The group of buildings at Ingatestone have been put forward for world heritage status as they show in one place the style and devlopment of the early railway including the footbridge built in early rolled wrought iron - one of the few remaining in situ this was to be removed and replaced with a motorway style concrete bridge totaly out of keeping. This threat has spurred folk on to get stronger powers of preservation. There are also orignal OHLE structures which relate to early electrification and the first 25 kv main line too .
So my modelling dilemma is do we model the London building in gentle decay or its new smart role as a very 21st century coffee shop?
We have been doing quite a bit of work behind the scenes in the last few weeks to make CF easier to shift and exhibit - especially as we have Ally Pally coming up in less than a fortnight. We have a truly massive fiddle yard board at the back that has undergone a weight & width reduction programme. It is now 10kg lighter and a bit narrower. Our bespoke barrier is now screwed together, making it much more robust and unlikely to fall apart in transit. And silly things like a lifting hook and lifting bar are now properly located in storage pockets in the box they relate to. All of these minor changes can save valuable minutes when erecting and dismantling the layout.
We've had a couple of good operating evenings at Keen House already this year, and the picture above shows my Class 08 on shunting duty this week.
Members will have read in our last Bulletin that Empire Mills has new trackwork and a colourful new turntable fiddleyard. Over the next month or two we will be carrying on the refurbishment by rewiring.
As with the earlier work we've carried out over the last few months we think that some of the remaining operational issues can only be solved by a pretty thorough bit of work here. So the first stages will be to record how the layout is wired now and from that create a track plan and wiring schedule. Then we will switch on the soldering irons. If all goes well we should then be ready for our trip to our next exhibition at Quainton Road at the end of April.
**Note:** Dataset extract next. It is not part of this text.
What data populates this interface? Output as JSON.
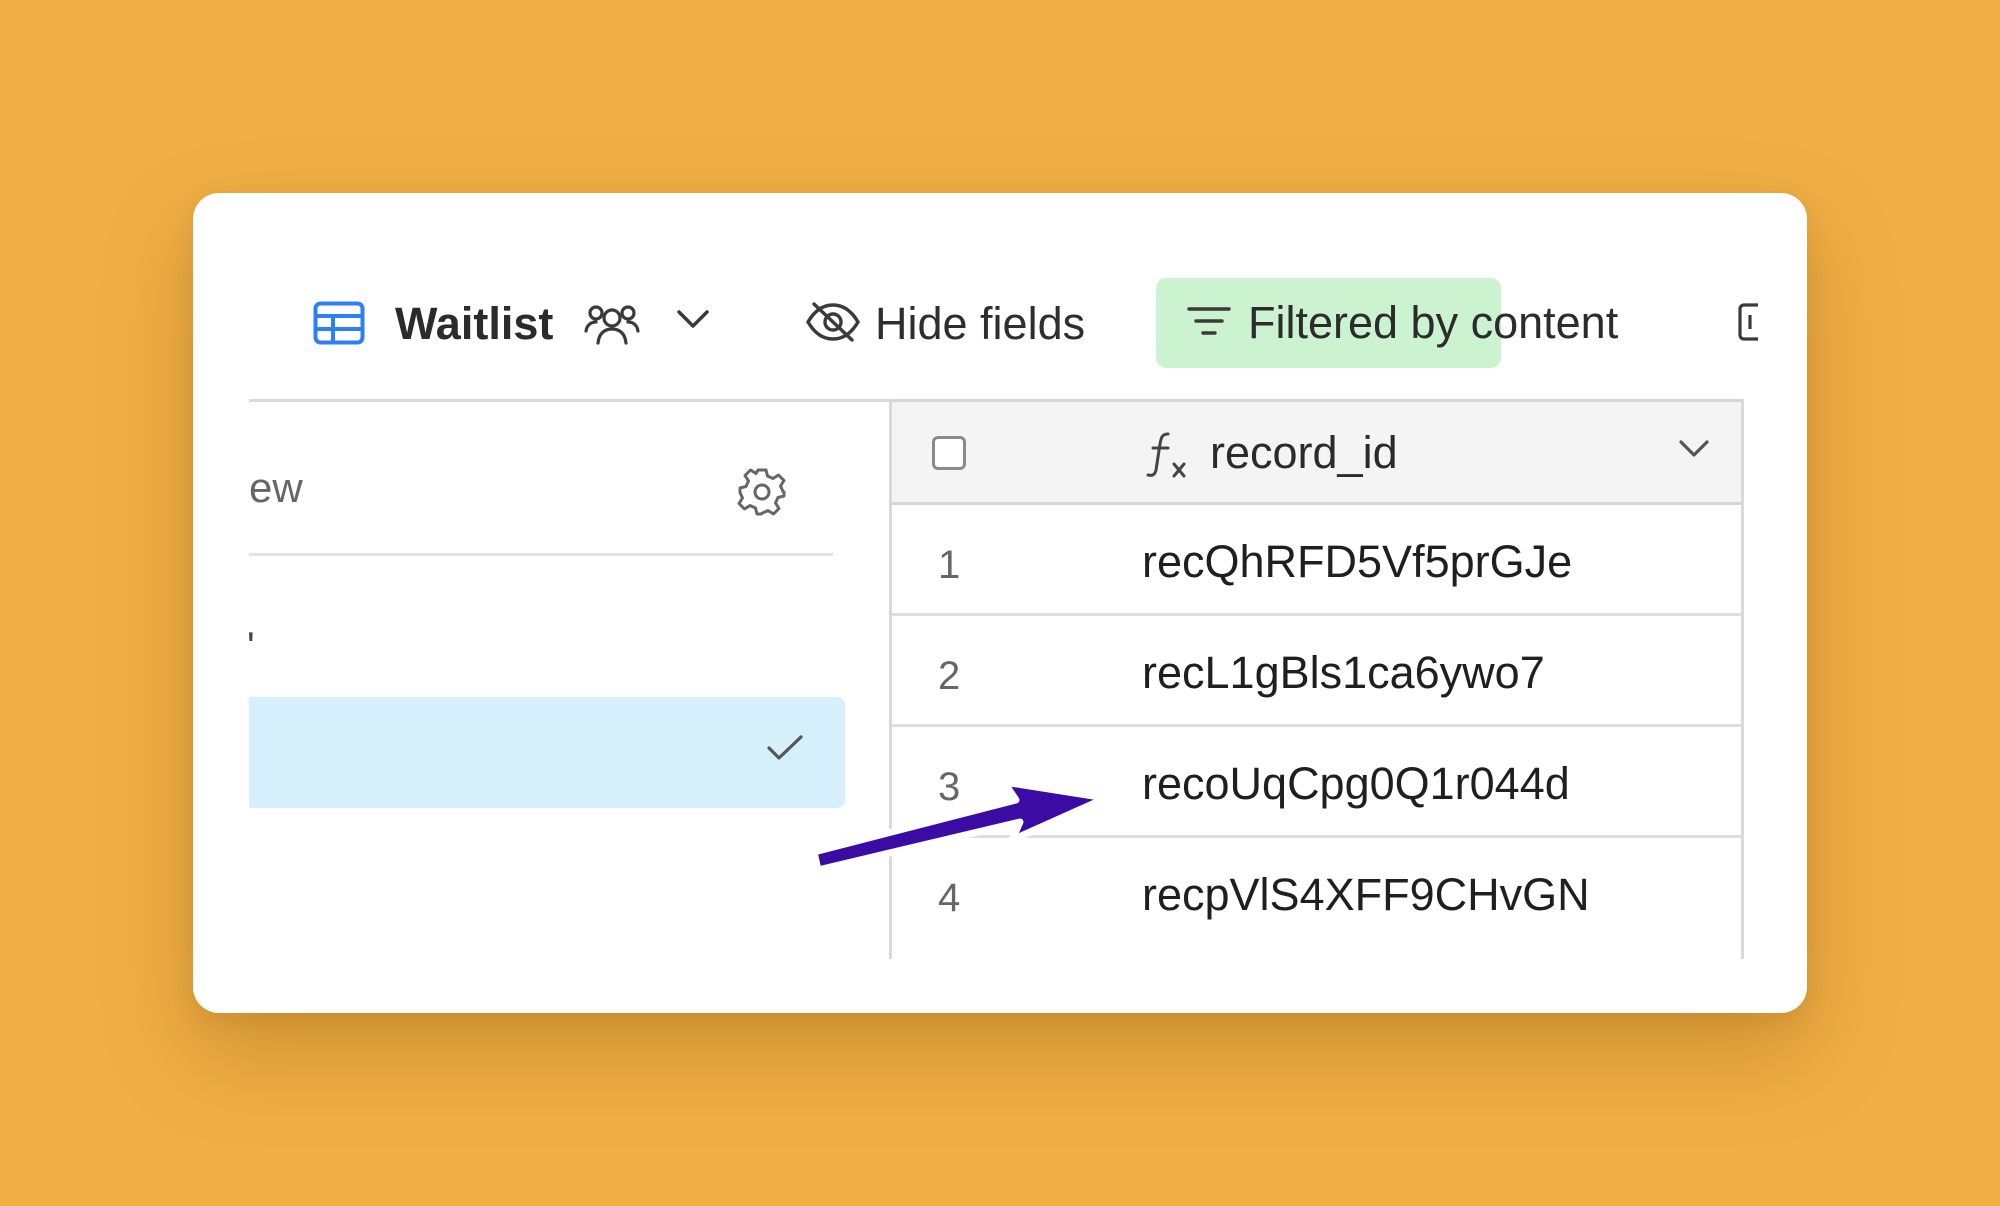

Ben - layout co-leader
Water runs down hill. So, front and centre should be the wettest part of the layout because it it the lowest. I always find myself drawn to water on layouts so I thought I'd add something. The first problem is that there is no space for a sizable water feature. Adding to this, most of the basic landscaping had already been done, the hills are in place along with brambles and a tree so really all that can be done is the hint of water beyond the layout. The edge of a pond or marsh, even a small stream, just out of sight.
Started off simply enough.
Early on we decided to cover the front and back of the layout, most of the actual scenery, with carpet underlay. This produced a good effect, especially with a little bit of effort. It did, however, leave us with a dilemma about the middle of the layout. We tried a few different techniques for the ground cover round the various sidings, static grass, ground foam, but these didn't really produce the effect we wanted. There was too much contrast between the different materials and the change in colour certainly didn't help.